Text by Calum Bowden
"Infinite correspondence / Just what is it that makes today’s use of bas relief so different, so appealing?
In darkness, Marina Warner spoke of Alois Riegl’s infinite correspondence,
the Arabesque –
to have infinite correspondence is to be capable of indefinite extension.
Of forms, containing infinity, entanglement possibility, cooperation.
The seeming endlessness described by this capacity, of a dancer, invokes a sense of being
that might refer us to a state, burgeoning, posthuman.
Configuring new forms of intimacy
between a body, an image, another body, image – reflections, correspondences, instruction.
A life, its own. A dancing script.
In light, the Arabesque appeared, possibly, as the creation
of a new syntactic structure;
a generator, though lacking individuality.
In minor – a case of retrieval and recouping, it was said, slowly.
Slowing down and taking time are synonymous it seems with our time at present,
as subjects requiring attention, we volunteer our own to the things made, that require it.
Slowness as a motor. Dancing is slow, not in time
but in utterance. In its possibility to decry our time. In its possibility to have infinite correspondence.
An utterance, in dance, in dialogue is this slowness in action, is this wording in concert with other words.
A slowing to take the time to recoup meaning from the words that signify.
An intimacy envelopes and blooms, online, in this document,
breathing, marked by a counter.
A counter once marked by a deadline on paper, now, on screen, blinking a marker, signifying a time unfamiliar.
Breathing with others, in time with others, not close,
but intimate and proximate through our blinking guide.
In light, infinity illuminated, bound by a darkness that contains. This is an arabesque
on display, functioning as a means of commune, communication.
Functioning as a means of producing proximity anew, intimacy anew,
of words, utterances on a new page, choreographed, bound
by the dark of the window’s frame.
This frame contains a total, but arouses a long sweep through time:
imbued with an aesthetic that manifests in discourse through fits of pique,
popular art, lifestyle. Now!
Imbued then with Maurice Blanchot’s neutral other,
in colour —
let us not negate the greatness of all that it lets. Beneath this clean sweep
you bear crevices, a cloven hoof, teeth, eggs, a staircase.
You are no longer the Arabesque, an instrument, but an object, moving very slowly through
the earth’s global waters that inspired so much in your creator.

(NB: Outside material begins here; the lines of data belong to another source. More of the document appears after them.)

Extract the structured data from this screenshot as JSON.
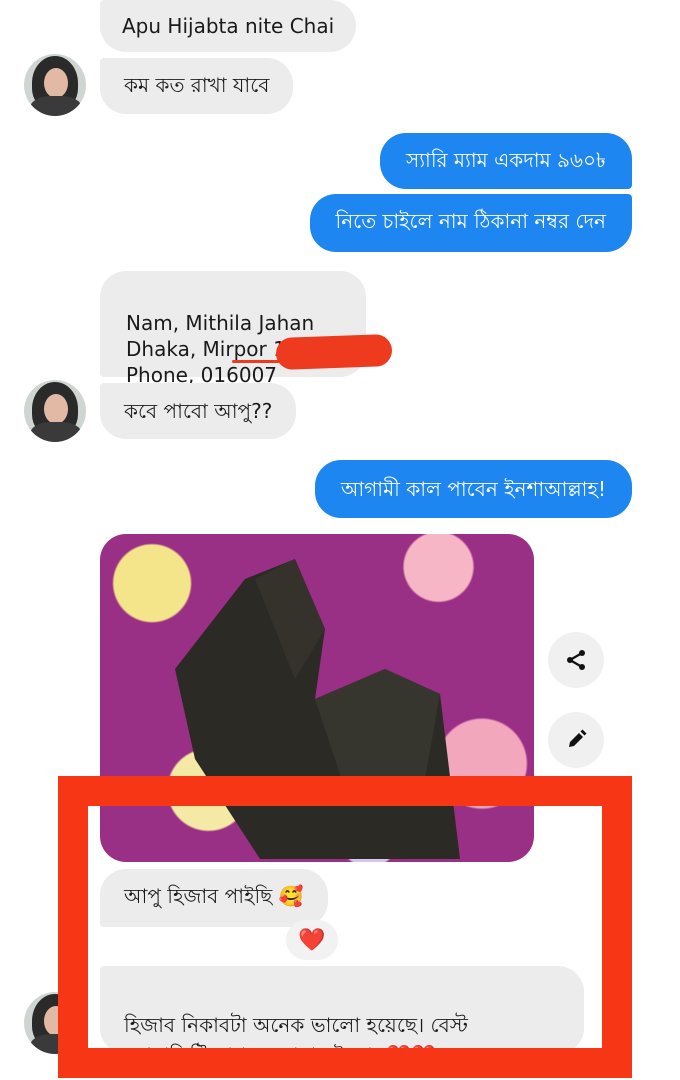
{
  "messages": {
    "m1": "Apu Hijabta nite Chai",
    "m2": "কম কত রাখা যাবে",
    "m3": "স্যারি ম্যাম একদাম ৯৬০৳",
    "m4": "নিতে চাইলে নাম ঠিকানা নম্বর দেন",
    "m5": "Nam, Mithila Jahan\nDhaka, Mirpor 10\nPhone, 016007",
    "m6": "কবে পাবো আপু??",
    "m7": "আগামী কাল পাবেন ইনশাআল্লাহ!",
    "m8": "আপু হিজাব পাইছি 🥰",
    "m9_reaction": "❤️",
    "m10": "হিজাব নিকাবটা অনেক ভালো হয়েছে। বেস্ট\nকোয়ালিটি কাপড়। দোয়া রইলো। ❤️❤️"
  },
  "icons": {
    "share": "share-icon",
    "edit": "pencil-icon",
    "avatar": "contact-avatar"
  },
  "colors": {
    "outgoing_bubble": "#1e86f0",
    "incoming_bubble": "#ececec",
    "highlight_box": "#f63614",
    "redaction": "#ee3a1f"
  }
}
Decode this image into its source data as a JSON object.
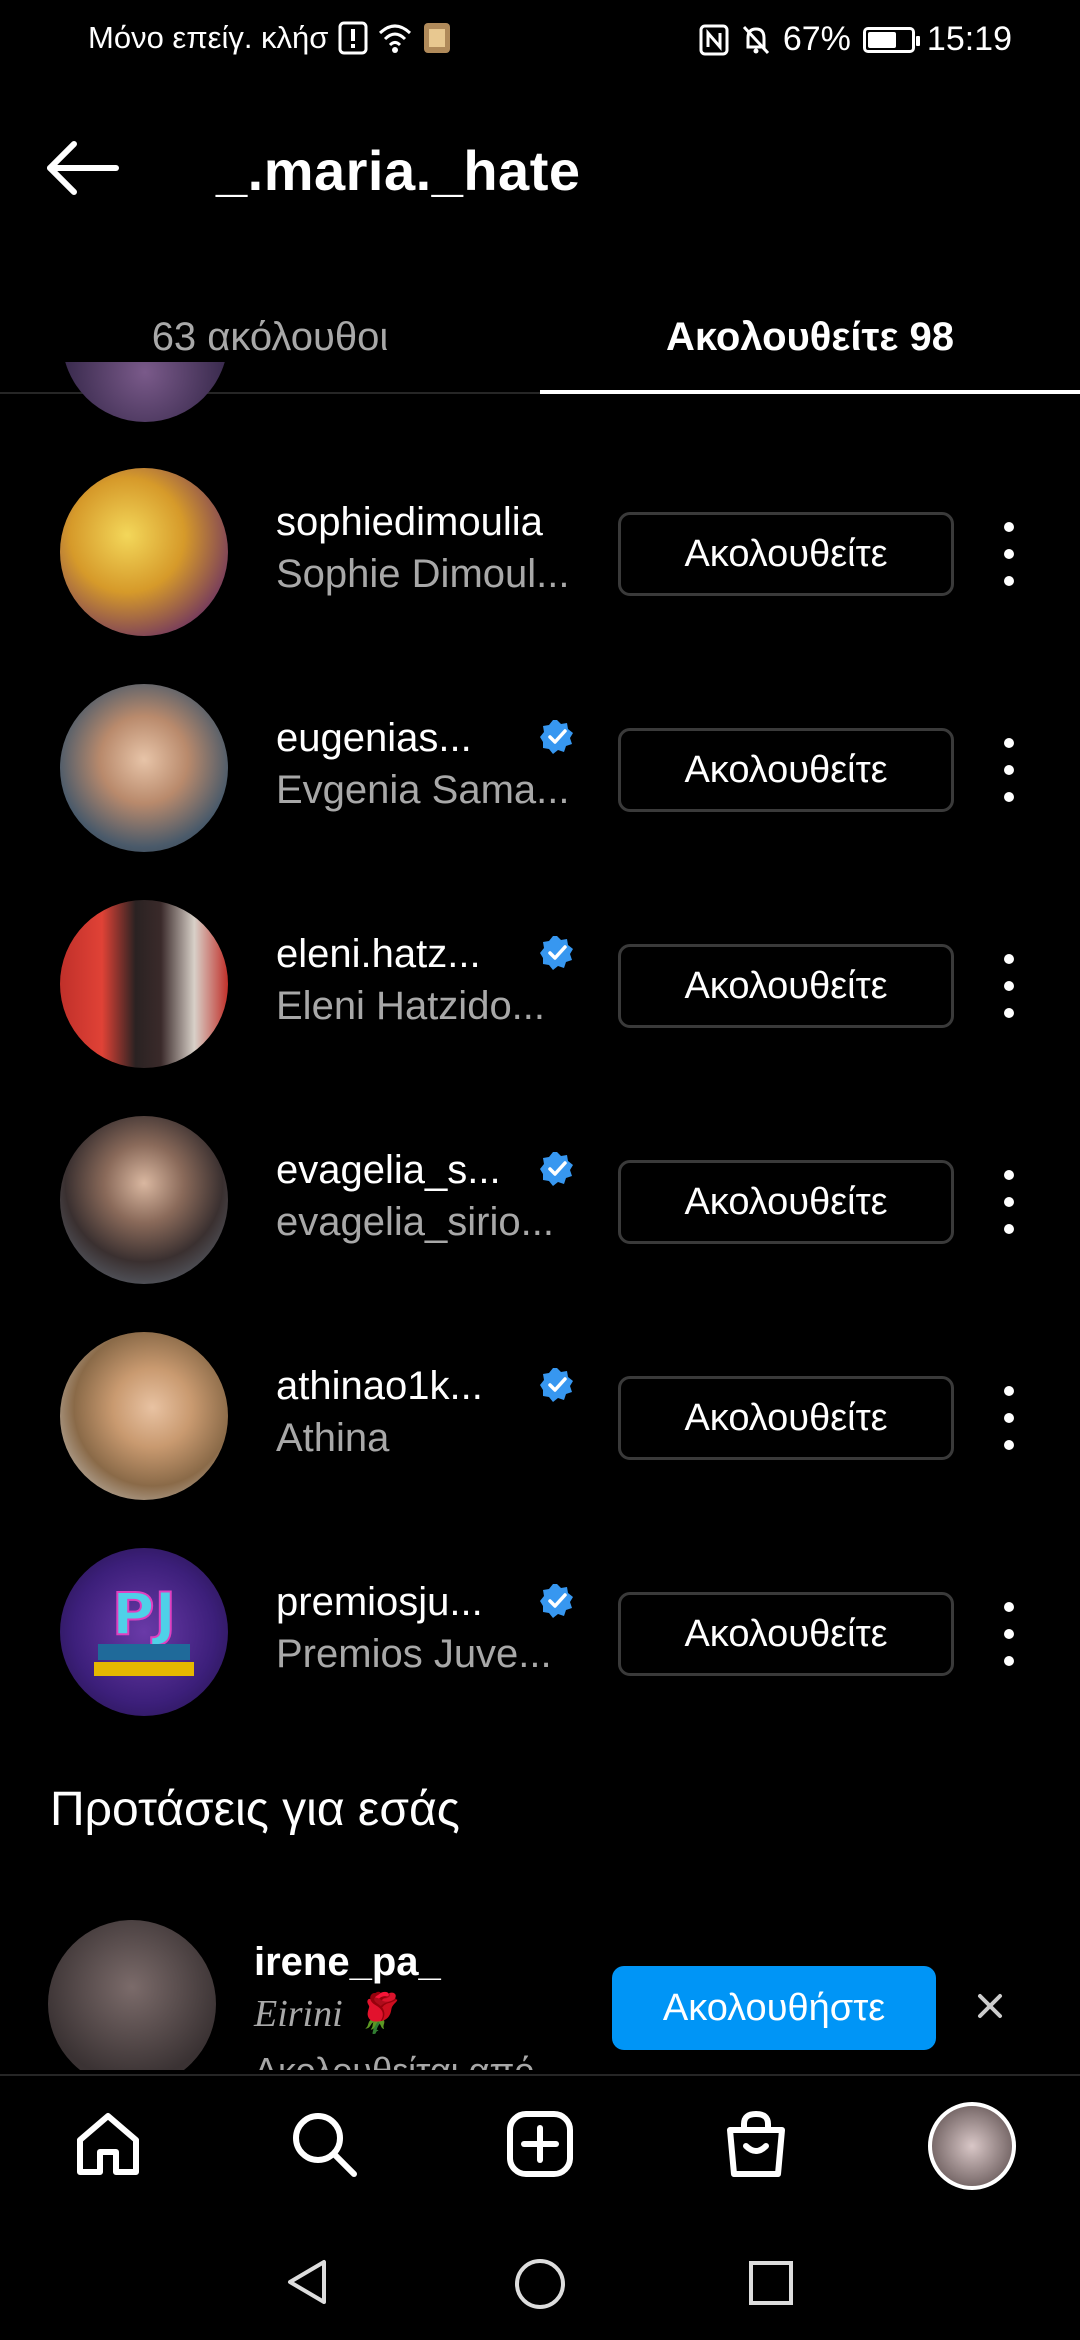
{
  "status": {
    "carrier": "Μόνο επείγ. κλήσ",
    "battery_percent": "67%",
    "battery_level": 0.67,
    "time": "15:19"
  },
  "header": {
    "title": "_.maria._hate"
  },
  "tabs": [
    {
      "label": "63 ακόλουθοι",
      "active": false
    },
    {
      "label": "Ακολουθείτε 98",
      "active": true
    }
  ],
  "following": [
    {
      "username": "sophiedimoulia",
      "full_name": "Sophie Dimoul...",
      "verified": false,
      "button": "Ακολουθείτε"
    },
    {
      "username": "eugenias...",
      "full_name": "Evgenia Sama...",
      "verified": true,
      "button": "Ακολουθείτε"
    },
    {
      "username": "eleni.hatz...",
      "full_name": "Eleni Hatzido...",
      "verified": true,
      "button": "Ακολουθείτε"
    },
    {
      "username": "evagelia_s...",
      "full_name": "evagelia_sirio...",
      "verified": true,
      "button": "Ακολουθείτε"
    },
    {
      "username": "athinao1k...",
      "full_name": "Athina",
      "verified": true,
      "button": "Ακολουθείτε"
    },
    {
      "username": "premiosju...",
      "full_name": "Premios Juve...",
      "verified": true,
      "button": "Ακολουθείτε"
    }
  ],
  "suggestions": {
    "title": "Προτάσεις για εσάς",
    "items": [
      {
        "username": "irene_pa_",
        "full_name": "Eirini 🌹",
        "subtitle": "Ακολουθείται από",
        "button": "Ακολουθήστε"
      }
    ]
  },
  "colors": {
    "background": "#000000",
    "accent_blue": "#0095f6",
    "secondary_text": "#a8a8a8",
    "button_border": "#3a3a3a"
  }
}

These waters, unmanned, signify
a beautiful idea. I bide my time to be held by the perfect image."
Text by Susannah Eloise Haslam